The Advocate is a crucial piece of the civil rights movement history in the North Philadelphia region, and it’s become a stop on the “History of the Civil Rights Movement” tour, a branch of the Greater Philadelphia Tourism and Marketing Corporation. While visitors tour the church, they can go through a series of murals made to copy the “stations” of the crucifixion and resurrection of Jesus Christ, but in the form of the civil rights movement instead.
The Church of the Advocate houses a large variety of different programs available for both children and adults in the North Philadelphia community. There are 10 programs in total that serve the area, but The Advocate continues to touch its neighbors in and out of these programs. Kevin Howard, 50, who has lived in North Philadelphia all his life, says, “We need places like this in this community to keep the kids off the street and to keep the trouble down.” Howard is a regular of the church’s soup kitchen, which has fed the community for over 25 years. It runs Monday through Friday from noon to 2 p.m. every week.
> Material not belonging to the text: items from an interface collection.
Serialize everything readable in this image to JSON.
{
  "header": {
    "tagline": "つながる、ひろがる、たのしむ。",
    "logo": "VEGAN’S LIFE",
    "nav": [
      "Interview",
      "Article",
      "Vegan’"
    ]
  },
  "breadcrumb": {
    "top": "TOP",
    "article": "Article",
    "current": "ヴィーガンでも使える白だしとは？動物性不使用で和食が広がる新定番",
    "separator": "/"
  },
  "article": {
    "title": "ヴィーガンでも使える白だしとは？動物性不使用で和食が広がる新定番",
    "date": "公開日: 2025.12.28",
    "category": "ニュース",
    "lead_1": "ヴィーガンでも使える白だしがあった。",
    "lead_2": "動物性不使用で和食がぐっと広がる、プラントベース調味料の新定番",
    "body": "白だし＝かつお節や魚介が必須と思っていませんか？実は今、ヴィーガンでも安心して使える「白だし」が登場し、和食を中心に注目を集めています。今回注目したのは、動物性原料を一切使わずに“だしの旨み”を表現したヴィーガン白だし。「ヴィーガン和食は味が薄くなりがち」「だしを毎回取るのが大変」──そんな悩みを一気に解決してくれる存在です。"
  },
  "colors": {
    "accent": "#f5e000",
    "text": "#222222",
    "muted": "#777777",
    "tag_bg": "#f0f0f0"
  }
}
Other programs include an after-school program for children collaborating with Philadelphia Reads, a program that works with the Philadelphia School District and the Free Library in “Raising a City of Readers.” There are also family-building programs, such as “Time Out for Teens and Tots,” a parenting and support program for teen mothers and their children, and “Family Night,” which offers parent education and support. There is also “Grands as Parents,” which helps out working parents with grandparents serving as caregivers of children during working hours.
All of the programs available at the Church of the Advocate would be impossible to run without the help and support of the loyal volunteers from in and out of the community. Most of the volunteers at the church were once helped by someone else in the past and are finding a way to give back to their community. Tywanda Boone, 40, is from the Northeast, but she now resides in the neighborhood. Boone says, “I used to be homeless myself, so you know, I have a heart for that.” Another volunteer, Alphonson Skinner, 61, says, “Somebody helped me once, so I figure I return to the neighborhood with my kindness and understanding.”
Kevin Howard, a regular at the soup kitchen, says, “The volunteers, whether they get paid or not, they treat you like they get paid.”
Christopher Hamlin, one of the youngest volunteers at the church, grew up within the community, “I’ve been coming here since I was 3. They all saw me grow up.” As Hamlin puts it, “I’ve been coming here since I was 3, and I’ve been volunteering here since I was 3.”
Loretta Carter has been a longtime resident and volunteer with the church and its variety of programs. She’s lived in the community for 18 years and she used to cook in the kitchen for the Advocate’s soup kitchen. Carter and her husband have been inspired by the progressive programs dealing with children and education displayed at the Church of the Advocate. Carter is now in school at Philadelphia Community College for secondary children’s education and her husband is a teacher’s assistant at Duckery, a nearby elementary school.
Carter has continued to work with the church and has had her entire family grow up within the Advocate and its programs, “I brought 3 daughters and maybe about 6 grandchildren through the advocate program.” When asked, why the Advocate? What is it that this church provides for you and your community? Carter answers, “It was something for your children to do, and it was somewhere you didn’t have to worry about your children.”
The Church of the Advocate continues to play a major role in the families of the North Philadelphia community with its progressive programs, but the church also continues to be a center of fun and creativity for the young and old. The church houses an art program called “art sanctuary,” and it also houses special holiday dances and parties for its neighbors.
There’s a rich history at the Church of the Advocate and a continuous sense of growth and passion housed in the heart of the community.